* [EXERCISE BRIEF] The response should consist of the records that follow, printed exactly.

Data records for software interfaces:
• • • •
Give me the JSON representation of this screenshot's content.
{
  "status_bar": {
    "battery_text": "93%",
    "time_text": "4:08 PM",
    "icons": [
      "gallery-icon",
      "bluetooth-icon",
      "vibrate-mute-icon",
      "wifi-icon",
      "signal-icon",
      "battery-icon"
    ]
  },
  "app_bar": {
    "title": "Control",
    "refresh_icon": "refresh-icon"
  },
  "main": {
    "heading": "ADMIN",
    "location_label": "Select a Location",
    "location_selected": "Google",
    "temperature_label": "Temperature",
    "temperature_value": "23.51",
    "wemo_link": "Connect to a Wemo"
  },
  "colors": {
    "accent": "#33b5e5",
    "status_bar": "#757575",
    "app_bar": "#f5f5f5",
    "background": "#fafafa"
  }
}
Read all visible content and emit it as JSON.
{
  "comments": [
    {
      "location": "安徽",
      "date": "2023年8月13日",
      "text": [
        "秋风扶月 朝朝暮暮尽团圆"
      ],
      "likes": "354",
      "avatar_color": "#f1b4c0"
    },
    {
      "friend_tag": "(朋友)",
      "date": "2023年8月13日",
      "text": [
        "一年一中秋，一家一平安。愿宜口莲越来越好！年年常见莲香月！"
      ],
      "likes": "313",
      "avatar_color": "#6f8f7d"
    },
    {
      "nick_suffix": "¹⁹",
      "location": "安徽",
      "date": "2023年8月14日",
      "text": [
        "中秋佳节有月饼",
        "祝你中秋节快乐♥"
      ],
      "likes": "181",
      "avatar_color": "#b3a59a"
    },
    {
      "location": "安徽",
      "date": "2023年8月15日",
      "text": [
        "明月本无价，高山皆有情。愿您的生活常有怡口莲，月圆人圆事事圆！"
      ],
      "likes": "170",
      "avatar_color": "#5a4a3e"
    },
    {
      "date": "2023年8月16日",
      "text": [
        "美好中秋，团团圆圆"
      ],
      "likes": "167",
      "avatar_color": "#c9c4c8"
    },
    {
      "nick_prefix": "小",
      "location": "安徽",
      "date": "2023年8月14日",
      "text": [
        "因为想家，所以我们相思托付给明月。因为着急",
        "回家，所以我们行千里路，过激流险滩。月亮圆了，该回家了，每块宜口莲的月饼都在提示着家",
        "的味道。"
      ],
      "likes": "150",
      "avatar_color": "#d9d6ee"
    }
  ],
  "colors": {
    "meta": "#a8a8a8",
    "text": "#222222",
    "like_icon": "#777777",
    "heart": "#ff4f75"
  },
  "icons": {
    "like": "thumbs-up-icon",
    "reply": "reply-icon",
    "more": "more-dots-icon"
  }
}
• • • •
* [TASK OUTPUT]
Give me the JSON representation of this screenshot's content.
{
  "status_bar": {
    "battery_text": "93%",
    "time_text": "4:08 PM",
    "icons": [
      "gallery-icon",
      "bluetooth-icon",
      "vibrate-mute-icon",
      "wifi-icon",
      "signal-icon",
      "battery-icon"
    ]
  },
  "app_bar": {
    "title": "Control",
    "refresh_icon": "refresh-icon"
  },
  "main": {
    "heading": "ADMIN",
    "location_label": "Select a Location",
    "location_selected": "Google",
    "temperature_label": "Temperature",
    "temperature_value": "23.51",
    "wemo_link": "Connect to a Wemo"
  },
  "colors": {
    "accent": "#33b5e5",
    "status_bar": "#757575",
    "app_bar": "#f5f5f5",
    "background": "#fafafa"
  }
}
Read all visible content and emit it as JSON.
{
  "comments": [
    {
      "location": "安徽",
      "date": "2023年8月13日",
      "text": [
        "秋风扶月 朝朝暮暮尽团圆"
      ],
      "likes": "354",
      "avatar_color": "#f1b4c0"
    },
    {
      "friend_tag": "(朋友)",
      "date": "2023年8月13日",
      "text": [
        "一年一中秋，一家一平安。愿宜口莲越来越好！年年常见莲香月！"
      ],
      "likes": "313",
      "avatar_color": "#6f8f7d"
    },
    {
      "nick_suffix": "¹⁹",
      "location": "安徽",
      "date": "2023年8月14日",
      "text": [
        "中秋佳节有月饼",
        "祝你中秋节快乐♥"
      ],
      "likes": "181",
      "avatar_color": "#b3a59a"
    },
    {
      "location": "安徽",
      "date": "2023年8月15日",
      "text": [
        "明月本无价，高山皆有情。愿您的生活常有怡口莲，月圆人圆事事圆！"
      ],
      "likes": "170",
      "avatar_color": "#5a4a3e"
    },
    {
      "date": "2023年8月16日",
      "text": [
        "美好中秋，团团圆圆"
      ],
      "likes": "167",
      "avatar_color": "#c9c4c8"
    },
    {
      "nick_prefix": "小",
      "location": "安徽",
      "date": "2023年8月14日",
      "text": [
        "因为想家，所以我们相思托付给明月。因为着急",
        "回家，所以我们行千里路，过激流险滩。月亮圆了，该回家了，每块宜口莲的月饼都在提示着家",
        "的味道。"
      ],
      "likes": "150",
      "avatar_color": "#d9d6ee"
    }
  ],
  "colors": {
    "meta": "#a8a8a8",
    "text": "#222222",
    "like_icon": "#777777",
    "heart": "#ff4f75"
  },
  "icons": {
    "like": "thumbs-up-icon",
    "reply": "reply-icon",
    "more": "more-dots-icon"
  }
}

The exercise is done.